> Directions
Give the number of lines below that contain "JSON", with no other output.

> Stored data
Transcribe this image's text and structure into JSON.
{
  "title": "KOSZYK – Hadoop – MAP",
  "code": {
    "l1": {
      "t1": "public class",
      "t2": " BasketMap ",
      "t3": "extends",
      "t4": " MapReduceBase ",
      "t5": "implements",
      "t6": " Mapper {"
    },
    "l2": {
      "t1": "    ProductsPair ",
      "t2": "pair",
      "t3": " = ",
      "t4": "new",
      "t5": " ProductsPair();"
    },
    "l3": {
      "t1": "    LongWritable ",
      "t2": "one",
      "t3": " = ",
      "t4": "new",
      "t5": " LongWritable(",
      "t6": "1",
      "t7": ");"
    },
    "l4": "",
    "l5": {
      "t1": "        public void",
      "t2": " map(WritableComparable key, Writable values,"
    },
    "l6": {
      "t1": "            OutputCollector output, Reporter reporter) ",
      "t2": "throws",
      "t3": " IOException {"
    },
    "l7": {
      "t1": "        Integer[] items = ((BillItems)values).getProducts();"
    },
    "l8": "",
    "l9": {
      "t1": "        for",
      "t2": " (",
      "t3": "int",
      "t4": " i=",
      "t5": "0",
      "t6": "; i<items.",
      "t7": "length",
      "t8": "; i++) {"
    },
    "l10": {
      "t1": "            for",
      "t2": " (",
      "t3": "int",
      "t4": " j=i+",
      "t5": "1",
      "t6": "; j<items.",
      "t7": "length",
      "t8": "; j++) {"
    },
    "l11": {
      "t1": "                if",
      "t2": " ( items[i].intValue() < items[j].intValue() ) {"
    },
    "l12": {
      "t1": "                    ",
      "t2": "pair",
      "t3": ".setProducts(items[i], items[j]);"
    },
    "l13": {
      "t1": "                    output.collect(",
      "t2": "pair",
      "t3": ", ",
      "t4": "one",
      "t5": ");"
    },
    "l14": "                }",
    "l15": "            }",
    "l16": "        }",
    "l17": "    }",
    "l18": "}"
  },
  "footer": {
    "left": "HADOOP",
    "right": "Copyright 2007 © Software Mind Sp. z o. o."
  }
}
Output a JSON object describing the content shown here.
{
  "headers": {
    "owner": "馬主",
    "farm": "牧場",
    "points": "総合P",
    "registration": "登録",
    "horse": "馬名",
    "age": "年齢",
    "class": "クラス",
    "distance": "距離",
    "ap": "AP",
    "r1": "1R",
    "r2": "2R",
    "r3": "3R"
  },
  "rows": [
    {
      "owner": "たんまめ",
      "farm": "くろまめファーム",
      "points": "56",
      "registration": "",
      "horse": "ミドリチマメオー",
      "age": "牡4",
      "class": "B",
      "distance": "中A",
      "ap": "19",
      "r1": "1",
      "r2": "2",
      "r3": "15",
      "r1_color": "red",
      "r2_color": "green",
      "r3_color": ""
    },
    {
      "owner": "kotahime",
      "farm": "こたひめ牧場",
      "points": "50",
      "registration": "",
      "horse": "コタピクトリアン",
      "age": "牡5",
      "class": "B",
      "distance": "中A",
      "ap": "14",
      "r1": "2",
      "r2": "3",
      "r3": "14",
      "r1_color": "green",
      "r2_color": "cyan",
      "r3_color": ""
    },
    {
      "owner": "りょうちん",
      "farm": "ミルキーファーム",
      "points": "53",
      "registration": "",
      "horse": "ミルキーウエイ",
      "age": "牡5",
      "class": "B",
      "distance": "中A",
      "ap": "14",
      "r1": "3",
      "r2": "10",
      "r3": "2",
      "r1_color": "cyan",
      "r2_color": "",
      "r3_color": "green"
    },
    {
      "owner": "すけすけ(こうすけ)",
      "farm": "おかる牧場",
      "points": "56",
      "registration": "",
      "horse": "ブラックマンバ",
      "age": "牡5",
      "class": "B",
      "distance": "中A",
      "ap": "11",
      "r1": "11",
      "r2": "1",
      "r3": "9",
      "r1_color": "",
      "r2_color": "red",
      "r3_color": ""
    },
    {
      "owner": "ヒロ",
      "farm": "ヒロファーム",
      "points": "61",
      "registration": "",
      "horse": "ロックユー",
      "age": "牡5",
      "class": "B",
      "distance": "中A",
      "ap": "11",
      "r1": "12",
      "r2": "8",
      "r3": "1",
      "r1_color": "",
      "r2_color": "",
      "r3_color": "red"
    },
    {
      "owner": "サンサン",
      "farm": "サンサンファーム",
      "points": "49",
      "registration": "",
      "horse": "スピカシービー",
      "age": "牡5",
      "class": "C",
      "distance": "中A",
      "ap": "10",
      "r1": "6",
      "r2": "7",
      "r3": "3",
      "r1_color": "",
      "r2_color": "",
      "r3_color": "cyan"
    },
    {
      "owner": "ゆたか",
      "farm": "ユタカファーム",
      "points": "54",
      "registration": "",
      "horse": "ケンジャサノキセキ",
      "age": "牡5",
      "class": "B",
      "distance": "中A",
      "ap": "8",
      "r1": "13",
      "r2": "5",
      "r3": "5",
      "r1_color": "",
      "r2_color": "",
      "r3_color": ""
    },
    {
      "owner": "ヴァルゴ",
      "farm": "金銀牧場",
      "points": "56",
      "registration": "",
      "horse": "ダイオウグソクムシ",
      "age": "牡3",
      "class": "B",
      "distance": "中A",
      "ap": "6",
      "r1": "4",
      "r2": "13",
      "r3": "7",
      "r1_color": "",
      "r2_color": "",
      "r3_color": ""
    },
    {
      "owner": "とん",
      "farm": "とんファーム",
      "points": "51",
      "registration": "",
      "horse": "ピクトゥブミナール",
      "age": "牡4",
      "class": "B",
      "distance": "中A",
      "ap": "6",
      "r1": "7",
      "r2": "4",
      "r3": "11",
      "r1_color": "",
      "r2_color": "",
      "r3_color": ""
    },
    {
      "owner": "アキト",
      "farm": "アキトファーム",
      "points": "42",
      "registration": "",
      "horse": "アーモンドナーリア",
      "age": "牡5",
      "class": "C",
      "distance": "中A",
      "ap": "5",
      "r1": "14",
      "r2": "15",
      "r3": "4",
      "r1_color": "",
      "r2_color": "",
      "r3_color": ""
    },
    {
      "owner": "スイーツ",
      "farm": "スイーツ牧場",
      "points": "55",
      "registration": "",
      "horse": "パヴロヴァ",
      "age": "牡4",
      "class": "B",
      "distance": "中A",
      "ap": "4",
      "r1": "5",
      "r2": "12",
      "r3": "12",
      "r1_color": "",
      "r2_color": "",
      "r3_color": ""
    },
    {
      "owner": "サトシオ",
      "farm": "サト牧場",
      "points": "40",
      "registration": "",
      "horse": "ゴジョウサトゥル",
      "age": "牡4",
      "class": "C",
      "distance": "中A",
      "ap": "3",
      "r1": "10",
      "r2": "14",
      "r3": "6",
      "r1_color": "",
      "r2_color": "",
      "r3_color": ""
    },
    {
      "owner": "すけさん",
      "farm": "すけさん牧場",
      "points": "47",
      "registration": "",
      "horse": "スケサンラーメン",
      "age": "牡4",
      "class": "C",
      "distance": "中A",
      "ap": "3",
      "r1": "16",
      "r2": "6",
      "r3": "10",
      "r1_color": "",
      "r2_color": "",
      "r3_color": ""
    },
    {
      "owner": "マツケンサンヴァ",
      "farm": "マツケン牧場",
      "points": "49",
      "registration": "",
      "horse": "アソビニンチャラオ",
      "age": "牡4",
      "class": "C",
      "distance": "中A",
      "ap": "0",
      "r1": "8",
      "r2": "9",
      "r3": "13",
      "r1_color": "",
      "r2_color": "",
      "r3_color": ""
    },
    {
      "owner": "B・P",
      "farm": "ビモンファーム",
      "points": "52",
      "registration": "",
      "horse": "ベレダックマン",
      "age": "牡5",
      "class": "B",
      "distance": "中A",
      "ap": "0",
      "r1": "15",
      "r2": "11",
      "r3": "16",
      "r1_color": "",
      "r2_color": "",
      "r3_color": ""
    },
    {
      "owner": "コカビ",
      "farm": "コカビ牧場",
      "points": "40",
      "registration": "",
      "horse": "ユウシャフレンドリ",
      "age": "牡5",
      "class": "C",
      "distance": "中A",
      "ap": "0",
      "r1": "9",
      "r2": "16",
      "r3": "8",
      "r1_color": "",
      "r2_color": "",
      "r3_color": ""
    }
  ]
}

> Response to the task
2